"Expression of Immunity to God" starts out with a definite punk-influenced intro before breaking into a more Slayer-style riff. The song has some of the crunchiest riffs on the album and incorporates loads of blast-beats and a killer late-song groove. "Knuckle Eye" opens up with an extremely infectious thrash-groove that you can't help to head-bang to, and it features a well-crafted solo towards the end of the song as well.

Demiricous has perhaps exchanged some extremeness from their previous album for more grooves on this effort. On "Leprosaic Belief," the band goes from blistering intensity to catchy groove (and vice versa) in seconds. "Tusk and Claw" and "Engineer" each have some killer grooves as well.

"Language of Oblivion" takes on a more classic death metal sound, however, especially with the opening guitar tone and riff as well as the drumming. The entire song except for the guitar solo sounds very death-metal, in fact. By contrast, "Appreciation for Misery" takes on a more direct thrash approach from start to finish.

"Acid Lung" stands out for its ultra-heavy sound and fast, thrashing pace, and some interesting timing as well as the distinct guitar tone two minutes into the song. For just under three and a half minutes, Demiricous cram a lot of change-ups and stylistic changes within this one song. "Stress Fetish" picks up with a very similar groove from the end of the preceding song and continues as a more groove-oriented thrash song.

The instrumental final track on the album, "Blackish Silver," is very reminiscent of slower-paced Pantera, with the meandering riffing and guitar style throughout most of the song.

While my personal preference is for the tighter riffing sound from "One (Hellbound)," Demiricous has once again delivered an intense, heavy, and well-crafted album. "Two (Poverty)" is absolutely recommended for fans of death-thrash hybrids as well as fans of extreme metal in general. With twelve songs of thrashing metal, any metalhead can find a few songs they can rock out to and there's enough to satiate a true fan's appetite until the next album.

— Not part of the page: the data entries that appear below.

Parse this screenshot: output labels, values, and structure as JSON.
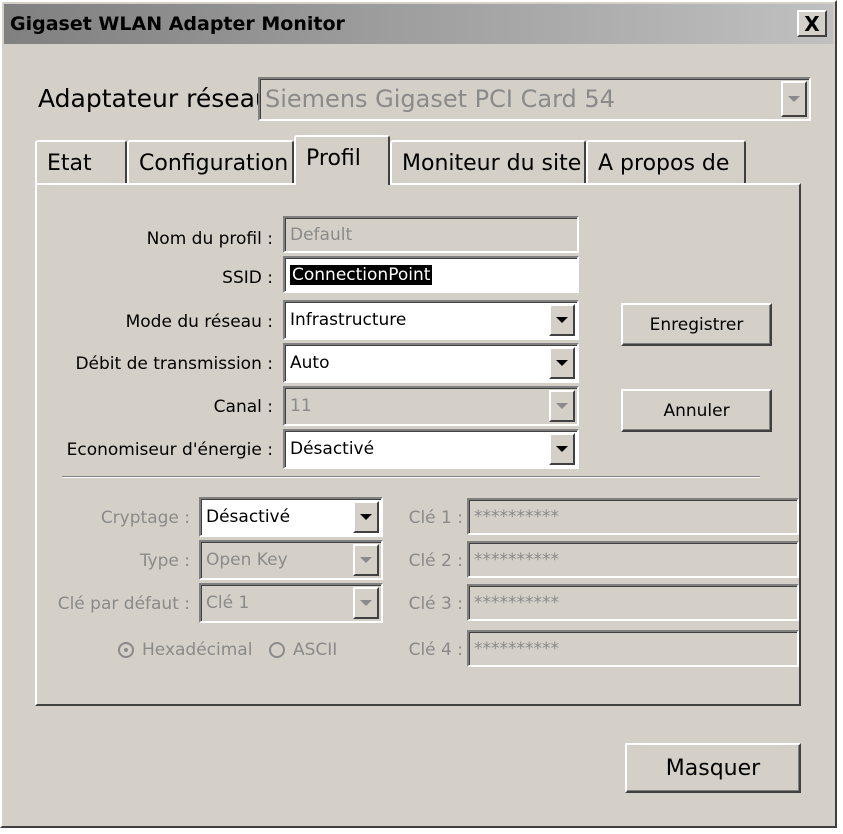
{
  "window": {
    "title": "Gigaset WLAN Adapter Monitor",
    "close_label": "X"
  },
  "adapter": {
    "label": "Adaptateur réseau",
    "value": "Siemens Gigaset PCI Card 54"
  },
  "tabs": [
    {
      "label": "Etat"
    },
    {
      "label": "Configuration"
    },
    {
      "label": "Profil"
    },
    {
      "label": "Moniteur du site"
    },
    {
      "label": "A propos de"
    }
  ],
  "profile": {
    "name_label": "Nom du profil :",
    "name_value": "Default",
    "ssid_label": "SSID :",
    "ssid_value": "ConnectionPoint",
    "mode_label": "Mode du réseau :",
    "mode_value": "Infrastructure",
    "rate_label": "Débit de transmission :",
    "rate_value": "Auto",
    "channel_label": "Canal :",
    "channel_value": "11",
    "power_label": "Economiseur d'énergie :",
    "power_value": "Désactivé"
  },
  "buttons": {
    "save": "Enregistrer",
    "cancel": "Annuler",
    "hide": "Masquer"
  },
  "encryption": {
    "crypt_label": "Cryptage :",
    "crypt_value": "Désactivé",
    "type_label": "Type :",
    "type_value": "Open Key",
    "default_key_label": "Clé par défaut :",
    "default_key_value": "Clé 1",
    "hex_label": "Hexadécimal",
    "ascii_label": "ASCII",
    "keys": [
      {
        "label": "Clé 1 :",
        "value": "**********"
      },
      {
        "label": "Clé 2 :",
        "value": "**********"
      },
      {
        "label": "Clé 3 :",
        "value": "**********"
      },
      {
        "label": "Clé 4 :",
        "value": "**********"
      }
    ]
  }
}
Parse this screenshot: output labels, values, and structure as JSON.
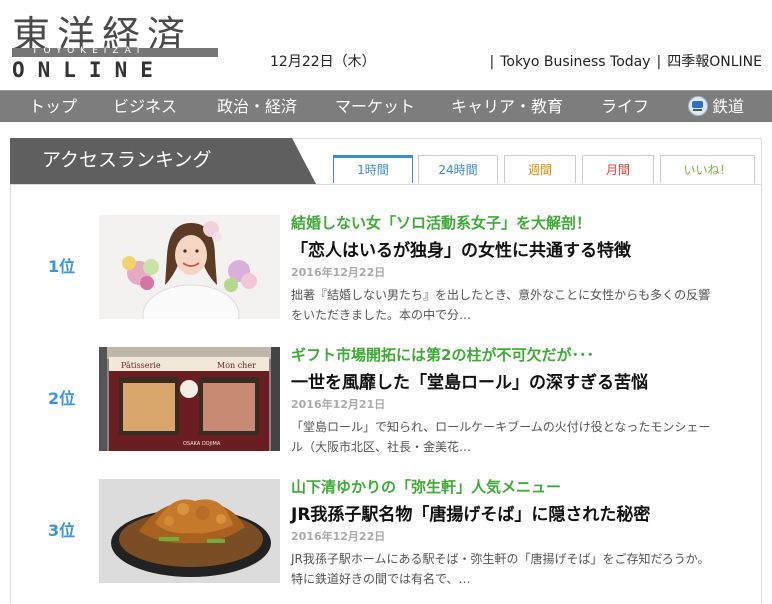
{
  "header": {
    "logo_main": "東洋経済",
    "logo_sub": "TOYOKEIZAI",
    "logo_online": "ONLINE",
    "date": "12月22日（木）",
    "links": [
      "Tokyo Business Today",
      "四季報ONLINE"
    ]
  },
  "nav": {
    "items": [
      "トップ",
      "ビジネス",
      "政治・経済",
      "マーケット",
      "キャリア・教育",
      "ライフ",
      "鉄道"
    ]
  },
  "ranking": {
    "title": "アクセスランキング",
    "tabs": [
      {
        "label": "1時間",
        "color": "#3c8ccf"
      },
      {
        "label": "24時間",
        "color": "#3c8ccf"
      },
      {
        "label": "週間",
        "color": "#e08a00"
      },
      {
        "label": "月間",
        "color": "#d9433b"
      },
      {
        "label": "いいね！",
        "color": "#7cb342"
      }
    ],
    "active_tab": "1時間",
    "items": [
      {
        "rank": "1位",
        "sub": "結婚しない女「ソロ活動系女子」を大解剖！",
        "headline": "「恋人はいるが独身」の女性に共通する特徴",
        "date": "2016年12月22日",
        "excerpt": "拙著『結婚しない男たち』を出したとき、意外なことに女性からも多くの反響をいただきました。本の中で分…"
      },
      {
        "rank": "2位",
        "sub": "ギフト市場開拓には第2の柱が不可欠だが･･･",
        "headline": "一世を風靡した「堂島ロール」の深すぎる苦悩",
        "date": "2016年12月21日",
        "excerpt": "「堂島ロール」で知られ、ロールケーキブームの火付け役となったモンシェール（大阪市北区、社長・金美花…",
        "image_text": [
          "Pâtisserie",
          "Mon cher",
          "OSAKA DOJIMA"
        ]
      },
      {
        "rank": "3位",
        "sub": "山下清ゆかりの「弥生軒」人気メニュー",
        "headline": "JR我孫子駅名物「唐揚げそば」に隠された秘密",
        "date": "2016年12月22日",
        "excerpt": "JR我孫子駅ホームにある駅そば・弥生軒の「唐揚げそば」をご存知だろうか。特に鉄道好きの間では有名で、…"
      }
    ]
  }
}
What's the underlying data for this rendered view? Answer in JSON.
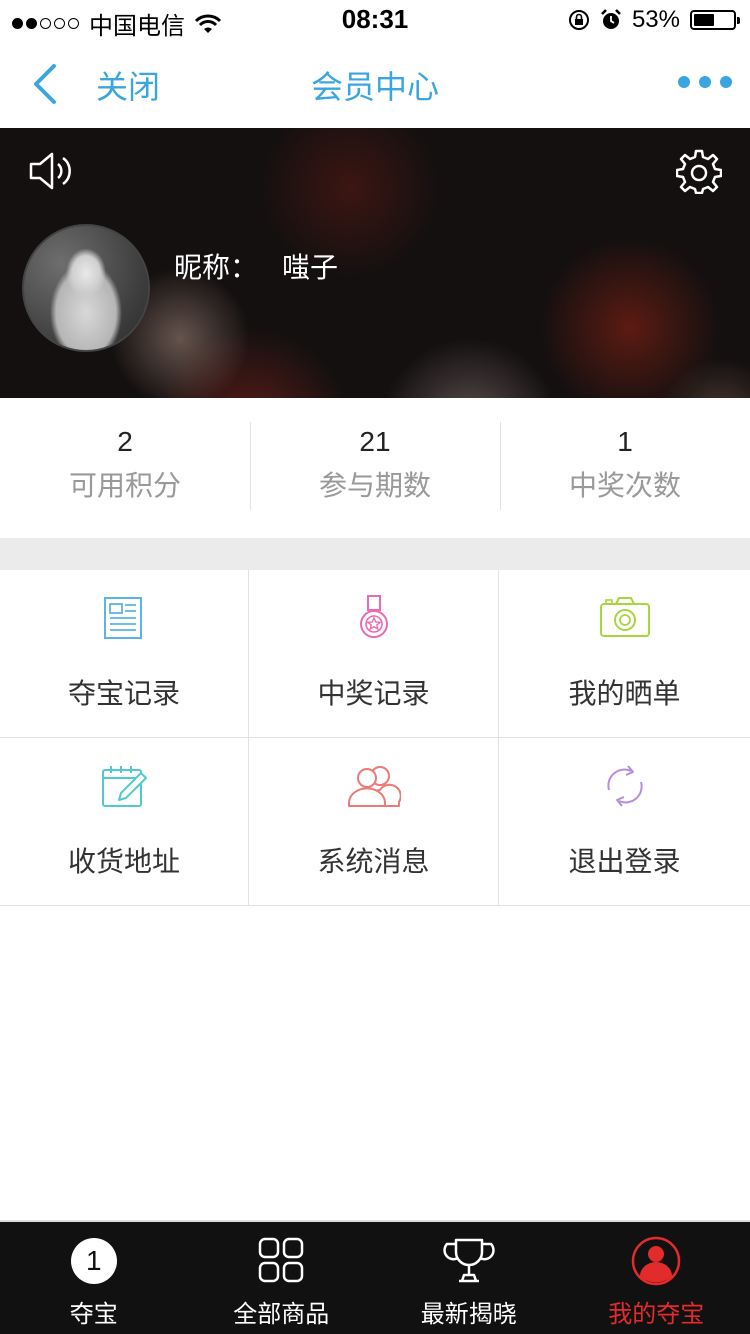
{
  "status_bar": {
    "carrier": "中国电信",
    "time": "08:31",
    "battery": "53%",
    "battery_level": 0.53,
    "signal_bars_filled": 2,
    "signal_bars_total": 5
  },
  "nav": {
    "close_label": "关闭",
    "title": "会员中心",
    "accent_color": "#39a6e0"
  },
  "profile": {
    "nickname_label": "昵称：",
    "nickname": "嗤子"
  },
  "stats": [
    {
      "value": "2",
      "label": "可用积分"
    },
    {
      "value": "21",
      "label": "参与期数"
    },
    {
      "value": "1",
      "label": "中奖次数"
    }
  ],
  "menu": [
    {
      "label": "夺宝记录",
      "icon": "newspaper-icon",
      "color": "#5ab4e8"
    },
    {
      "label": "中奖记录",
      "icon": "medal-icon",
      "color": "#e86bb4"
    },
    {
      "label": "我的晒单",
      "icon": "camera-icon",
      "color": "#a6d63c"
    },
    {
      "label": "收货地址",
      "icon": "notepad-icon",
      "color": "#52c8d0"
    },
    {
      "label": "系统消息",
      "icon": "users-icon",
      "color": "#ec7a76"
    },
    {
      "label": "退出登录",
      "icon": "refresh-icon",
      "color": "#b48de0"
    }
  ],
  "tabbar": {
    "tabs": [
      {
        "label": "夺宝",
        "icon": "badge-one-icon",
        "badge": "1"
      },
      {
        "label": "全部商品",
        "icon": "grid-icon"
      },
      {
        "label": "最新揭晓",
        "icon": "trophy-icon"
      },
      {
        "label": "我的夺宝",
        "icon": "user-icon",
        "active": true
      }
    ],
    "active_color": "#e32b2b"
  }
}
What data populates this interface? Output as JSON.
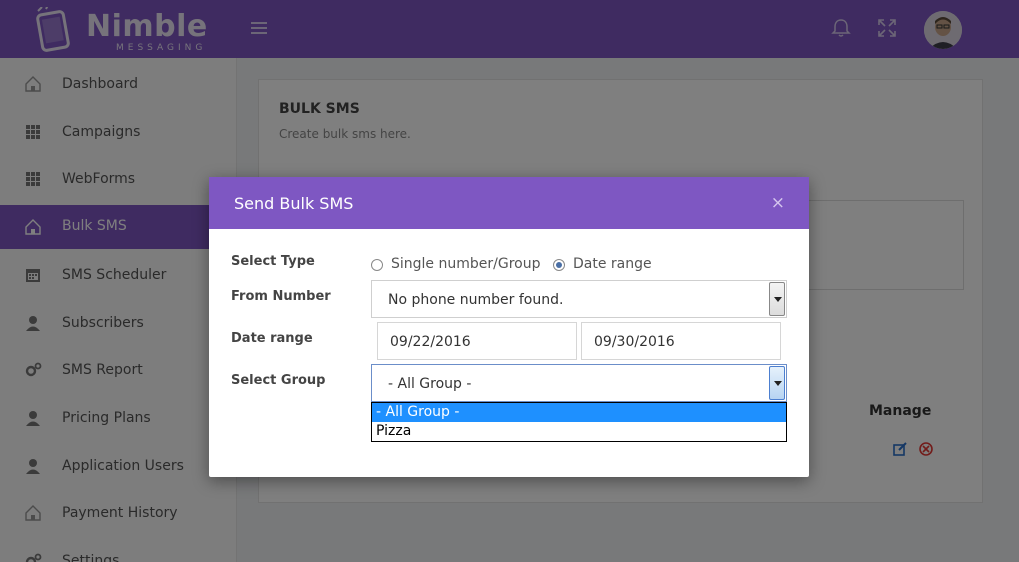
{
  "app": {
    "brand_name": "Nimble",
    "brand_sub": "MESSAGING"
  },
  "sidebar": {
    "items": [
      {
        "label": "Dashboard",
        "icon": "home-icon"
      },
      {
        "label": "Campaigns",
        "icon": "grid-icon"
      },
      {
        "label": "WebForms",
        "icon": "grid-icon"
      },
      {
        "label": "Bulk SMS",
        "icon": "home-icon",
        "active": true
      },
      {
        "label": "SMS Scheduler",
        "icon": "calendar-icon"
      },
      {
        "label": "Subscribers",
        "icon": "user-icon"
      },
      {
        "label": "SMS Report",
        "icon": "gears-icon"
      },
      {
        "label": "Pricing Plans",
        "icon": "user-icon"
      },
      {
        "label": "Application Users",
        "icon": "user-icon"
      },
      {
        "label": "Payment History",
        "icon": "home-icon"
      },
      {
        "label": "Settings",
        "icon": "gears-icon"
      }
    ]
  },
  "page": {
    "title": "BULK SMS",
    "subtitle": "Create bulk sms here.",
    "manage_header": "Manage"
  },
  "modal": {
    "title": "Send Bulk SMS",
    "close": "×",
    "select_type_label": "Select Type",
    "type_options": [
      "Single number/Group",
      "Date range"
    ],
    "selected_type": "Date range",
    "from_number_label": "From Number",
    "from_number_value": "No phone number found.",
    "date_range_label": "Date range",
    "date_from": "09/22/2016",
    "date_to": "09/30/2016",
    "select_group_label": "Select Group",
    "group_value": "- All Group -",
    "group_options": [
      "- All Group -",
      "Pizza"
    ]
  },
  "colors": {
    "brand": "#7e57c2",
    "highlight": "#1e90ff"
  }
}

Highs: An intense, heavy, thrashing metal album from start to finish

Lows: The loss of the tight guitar sound and some extremeness is slightly disappointing, but not a deal-breaker

Bottom line: "Two (Poverty)" is another killer album from the rising thrash titans

Rated 4.0 out of 5 skulls
4.0 out of 5 skulls


Key
Rating Description
Rated 5 out of 5 skulls Perfection. (No discernable flaws; one of the reviewer's all-time favorites)
Rated 4.5 out of 5 skulls Near Perfection. (An instant classic with some minor imperfections)
Rated 4 out of 5 skulls Excellent. (An excellent effort worth picking up)
Rated 3.5 out of 5 skulls Good. (A good effort, worth checking out or picking up)
Rated 3 out of 5 skulls Decent. (A decent effort worth checking out if the style fits your tastes)
Rated 2.5 out of 5 skulls Average. (Nothing special; worth checking out if the style fits your taste)
Rated 2 out of 5 skulls Fair. (There is better metal out there)
< 2 skulls Pretty Bad. (Don't bother)